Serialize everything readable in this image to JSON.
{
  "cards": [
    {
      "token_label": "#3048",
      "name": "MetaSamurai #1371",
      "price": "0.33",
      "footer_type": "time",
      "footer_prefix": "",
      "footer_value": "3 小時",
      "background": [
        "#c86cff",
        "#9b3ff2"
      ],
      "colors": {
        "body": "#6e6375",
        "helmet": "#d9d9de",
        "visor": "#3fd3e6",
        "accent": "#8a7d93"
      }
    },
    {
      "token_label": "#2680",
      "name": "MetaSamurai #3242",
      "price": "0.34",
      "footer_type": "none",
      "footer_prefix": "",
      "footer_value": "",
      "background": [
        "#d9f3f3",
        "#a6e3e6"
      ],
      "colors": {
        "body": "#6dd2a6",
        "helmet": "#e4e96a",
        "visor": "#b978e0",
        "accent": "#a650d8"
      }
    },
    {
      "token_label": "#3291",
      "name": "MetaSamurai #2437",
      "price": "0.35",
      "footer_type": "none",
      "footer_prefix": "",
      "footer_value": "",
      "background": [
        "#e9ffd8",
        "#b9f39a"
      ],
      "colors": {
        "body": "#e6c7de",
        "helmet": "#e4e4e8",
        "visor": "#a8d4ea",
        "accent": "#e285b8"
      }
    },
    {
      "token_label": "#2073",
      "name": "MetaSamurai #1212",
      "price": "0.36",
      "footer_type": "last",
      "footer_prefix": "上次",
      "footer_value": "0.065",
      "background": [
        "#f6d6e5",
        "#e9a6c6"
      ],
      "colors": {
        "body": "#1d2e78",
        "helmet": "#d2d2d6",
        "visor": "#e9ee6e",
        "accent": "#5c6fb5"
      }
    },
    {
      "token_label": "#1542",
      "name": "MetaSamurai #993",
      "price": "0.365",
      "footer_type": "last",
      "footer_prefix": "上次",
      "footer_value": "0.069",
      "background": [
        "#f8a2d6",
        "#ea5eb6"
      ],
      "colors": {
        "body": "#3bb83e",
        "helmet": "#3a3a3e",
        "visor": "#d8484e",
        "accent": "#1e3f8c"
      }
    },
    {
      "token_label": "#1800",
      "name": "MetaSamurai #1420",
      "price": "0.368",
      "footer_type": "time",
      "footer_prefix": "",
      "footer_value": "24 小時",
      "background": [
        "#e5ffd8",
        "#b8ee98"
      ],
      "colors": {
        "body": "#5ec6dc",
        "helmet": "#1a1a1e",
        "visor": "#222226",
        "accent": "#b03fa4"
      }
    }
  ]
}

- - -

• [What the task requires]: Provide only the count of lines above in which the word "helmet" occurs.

• [Exercise answer]: 6